## Working data
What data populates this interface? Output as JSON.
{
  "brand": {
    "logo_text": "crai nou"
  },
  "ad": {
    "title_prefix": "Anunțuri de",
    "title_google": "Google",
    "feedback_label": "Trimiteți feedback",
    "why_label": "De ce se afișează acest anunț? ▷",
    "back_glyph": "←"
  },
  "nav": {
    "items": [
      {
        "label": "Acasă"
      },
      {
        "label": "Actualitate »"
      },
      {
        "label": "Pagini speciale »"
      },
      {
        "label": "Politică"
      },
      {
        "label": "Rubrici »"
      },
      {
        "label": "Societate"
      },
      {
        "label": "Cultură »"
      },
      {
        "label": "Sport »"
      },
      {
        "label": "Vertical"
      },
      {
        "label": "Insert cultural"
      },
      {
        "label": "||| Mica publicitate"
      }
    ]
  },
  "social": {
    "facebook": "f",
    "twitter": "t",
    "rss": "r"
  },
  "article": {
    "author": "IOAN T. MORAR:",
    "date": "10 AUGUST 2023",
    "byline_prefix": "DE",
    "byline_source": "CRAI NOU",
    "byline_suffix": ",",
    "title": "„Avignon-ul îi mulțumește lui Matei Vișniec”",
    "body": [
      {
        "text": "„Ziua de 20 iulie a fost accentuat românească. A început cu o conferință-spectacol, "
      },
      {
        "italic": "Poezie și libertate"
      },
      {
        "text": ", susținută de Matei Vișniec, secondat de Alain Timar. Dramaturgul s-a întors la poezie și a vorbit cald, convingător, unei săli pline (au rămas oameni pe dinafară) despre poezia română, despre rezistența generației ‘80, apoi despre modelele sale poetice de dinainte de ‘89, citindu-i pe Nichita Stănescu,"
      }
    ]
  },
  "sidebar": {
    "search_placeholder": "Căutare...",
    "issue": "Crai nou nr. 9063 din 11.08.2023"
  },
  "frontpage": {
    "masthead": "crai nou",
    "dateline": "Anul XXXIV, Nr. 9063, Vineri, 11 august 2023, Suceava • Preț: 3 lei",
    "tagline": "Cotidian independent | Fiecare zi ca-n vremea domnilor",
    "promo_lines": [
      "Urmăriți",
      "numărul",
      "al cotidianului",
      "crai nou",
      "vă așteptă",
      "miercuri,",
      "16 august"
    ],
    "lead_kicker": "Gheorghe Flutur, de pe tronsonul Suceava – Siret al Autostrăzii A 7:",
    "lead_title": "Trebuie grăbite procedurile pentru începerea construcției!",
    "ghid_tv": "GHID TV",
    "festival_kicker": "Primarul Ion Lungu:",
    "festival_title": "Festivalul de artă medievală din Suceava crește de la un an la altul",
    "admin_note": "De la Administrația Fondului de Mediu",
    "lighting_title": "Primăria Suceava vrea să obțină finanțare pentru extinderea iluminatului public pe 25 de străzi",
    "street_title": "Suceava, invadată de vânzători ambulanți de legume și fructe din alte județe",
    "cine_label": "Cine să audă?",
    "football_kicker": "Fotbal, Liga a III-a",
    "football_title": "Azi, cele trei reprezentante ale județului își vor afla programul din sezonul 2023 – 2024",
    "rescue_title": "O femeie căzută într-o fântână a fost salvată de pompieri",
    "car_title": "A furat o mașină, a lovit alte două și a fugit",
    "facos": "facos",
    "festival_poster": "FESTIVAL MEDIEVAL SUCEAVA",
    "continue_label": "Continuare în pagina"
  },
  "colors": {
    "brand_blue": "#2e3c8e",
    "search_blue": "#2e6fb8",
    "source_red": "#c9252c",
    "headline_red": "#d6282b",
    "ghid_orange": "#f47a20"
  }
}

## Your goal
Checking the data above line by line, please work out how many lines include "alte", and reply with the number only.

## Solution to this task
2